C.S. Lewis: Mere Christianity (Book 1) Right and Wrong as a Clue to the Meaning of the Universe
Updated: Nov 18, 2022
Video from Dr. Scott Mason
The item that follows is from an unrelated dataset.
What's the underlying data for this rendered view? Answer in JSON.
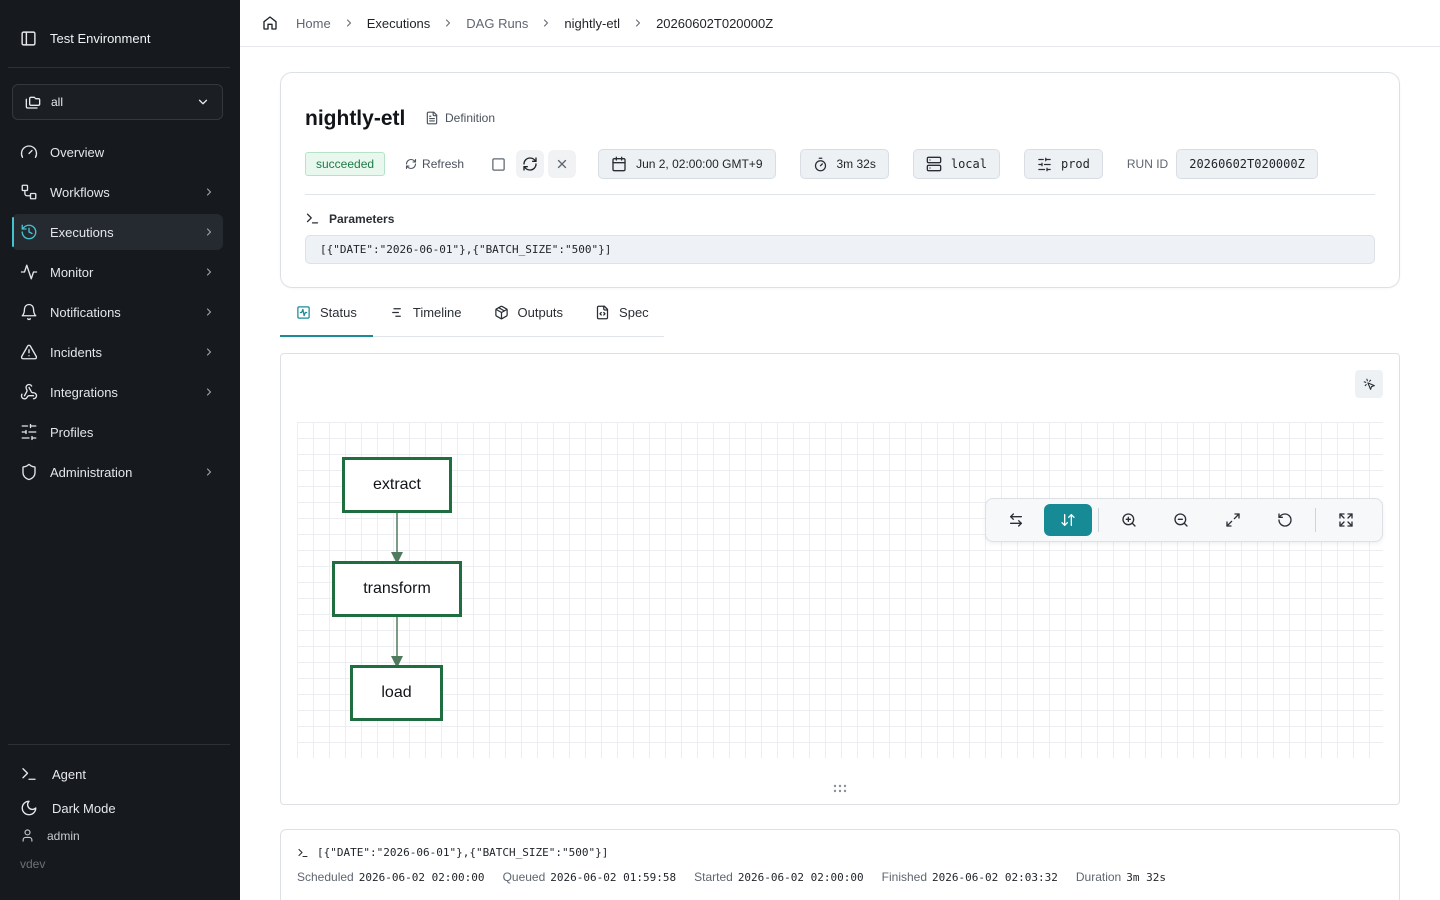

"C.S. Lewis's 1952 book Mere Christianity is arguably the most important work of Christian apologetics of our day. He begins it in an odd place, at least it is odd if we consider it in relation to historic apologetic works. Book 1 is devoted to demonstrating the validity of the law of human nature, which is something that (as he argues in The Abolition of Man) would have had no need of demonstration in ages past. It is the context of the modern education and its application of Baconian science to human nature (in the form of the 'social sciences') that have made it necessary to prove something that the Apostle Paul in Romans 1 regarded as so self-evident as to assert, that "God's invisible attributes, namely, his eternal power and divine nature, have been clearly perceived, ever since the creation of the world, in the things that have been made." (Rom. 1:20) and even when people "who do not have the law" "they show that the work of the law is written on their hearts, while their conscience also bears witness, and their conflicting thoughts accuse or even excuse them." (Rom. 2:14, 15) There were no atheists in the ancient world. But in Lewis's day, not only were there atheists, the premises of their teaching were actually more prominent - even *within* the humanities who were following the lead of the 'conditioners' - than the law of human nature understood by all generations throughout the history of humanity. So Lewis is at pains to demonstrate first of all that there *is* a law of human nature, secondly, that it differs from other laws (i.e. it not only can but is characteristically believed to be binding on others but not ourselves - Jesus calls it hypocrisy), and finally, that what he presents about Christianity is in fact 'good news.'" from video introduction.